Kicking off an initiative that could redefine how we value and negotiate resources in the 21st century, key policy experts and opinion leaders met April 10 in Lima, Peru, for the first workshop of Global Footprint Network’s Ecological Creditor Initiative. World Bank representatives, policy experts and opinion leaders met with representatives from Global Footprint Network and the Community of Andean Nations to begin a series of workshops on the growing significance of biocapacity and its potential for competitive advantage in a resource-constrained world.
Today, only 20 percent of the world’s population lives in countries that are “ecological creditors,” meaning, they have more biocapacity than they consume. The initiative aims to find solutions that meet the increasing resource demands of our global society. Initially, it will convene leaders of ecological creditor countries to discuss their development strategies and natural-resource management practices. Through collaboration, ecological creditor countries can better secure the value of their natural reserves and build incentive for preserving those assets, a benefit both to their own citizens and and to the global economy that relies on these resources for development and human well-being.
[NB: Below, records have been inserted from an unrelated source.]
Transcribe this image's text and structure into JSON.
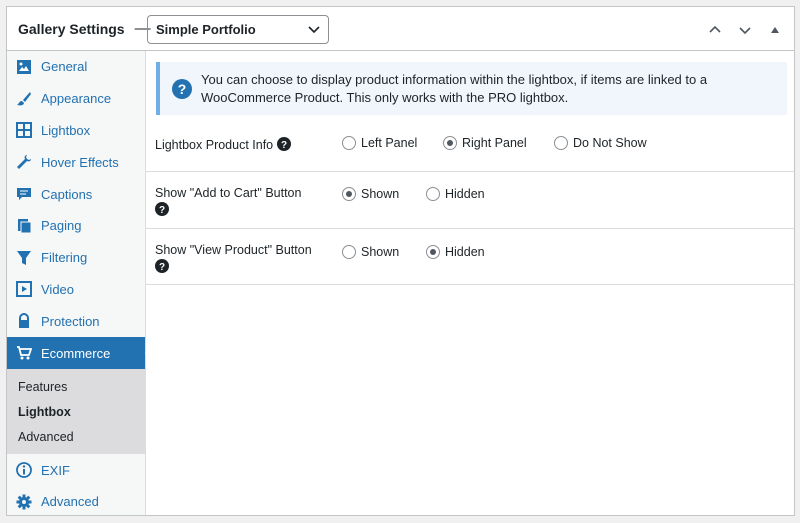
{
  "header": {
    "title": "Gallery Settings",
    "dash": "—",
    "template_select": "Simple Portfolio"
  },
  "sidebar": {
    "items": [
      {
        "label": "General",
        "icon": "image-icon"
      },
      {
        "label": "Appearance",
        "icon": "brush-icon"
      },
      {
        "label": "Lightbox",
        "icon": "grid-icon"
      },
      {
        "label": "Hover Effects",
        "icon": "wrench-icon"
      },
      {
        "label": "Captions",
        "icon": "comment-icon"
      },
      {
        "label": "Paging",
        "icon": "pages-icon"
      },
      {
        "label": "Filtering",
        "icon": "filter-icon"
      },
      {
        "label": "Video",
        "icon": "video-icon"
      },
      {
        "label": "Protection",
        "icon": "lock-icon"
      },
      {
        "label": "Ecommerce",
        "icon": "cart-icon",
        "active": true
      }
    ],
    "subitems": [
      "Features",
      "Lightbox",
      "Advanced"
    ],
    "after_items": [
      {
        "label": "EXIF",
        "icon": "info-icon"
      },
      {
        "label": "Advanced",
        "icon": "gear-icon"
      }
    ]
  },
  "notice": {
    "text": "You can choose to display product information within the lightbox, if items are linked to a WooCommerce Product. This only works with the PRO lightbox."
  },
  "settings": [
    {
      "label": "Lightbox Product Info",
      "options": [
        "Left Panel",
        "Right Panel",
        "Do Not Show"
      ],
      "selected": "Right Panel"
    },
    {
      "label": "Show \"Add to Cart\" Button",
      "options": [
        "Shown",
        "Hidden"
      ],
      "selected": "Shown"
    },
    {
      "label": "Show \"View Product\" Button",
      "options": [
        "Shown",
        "Hidden"
      ],
      "selected": "Hidden"
    }
  ],
  "colors": {
    "accent": "#2271b1",
    "notice_border": "#72aee6",
    "notice_bg": "#f0f6fc"
  }
}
The workshop in Lima was the first of a series of discussions and working groups that will be held this year. The workshops will explore game-changing ways to value biocapacity and develop strategic incentives for countries to maintain ecological reserves and minimize ecological deficits.
We believe these workshops can expand the conversation to include not only climate change but also other critical resource pressures. The intent is to lead negotiations down a more productive path, empowering all countries, whether they have ecological deficits or reserves, to implement aggressive sustainability policies.
Read Mathis’s article on Ecolgical Creditors in Australia’s WME Magazine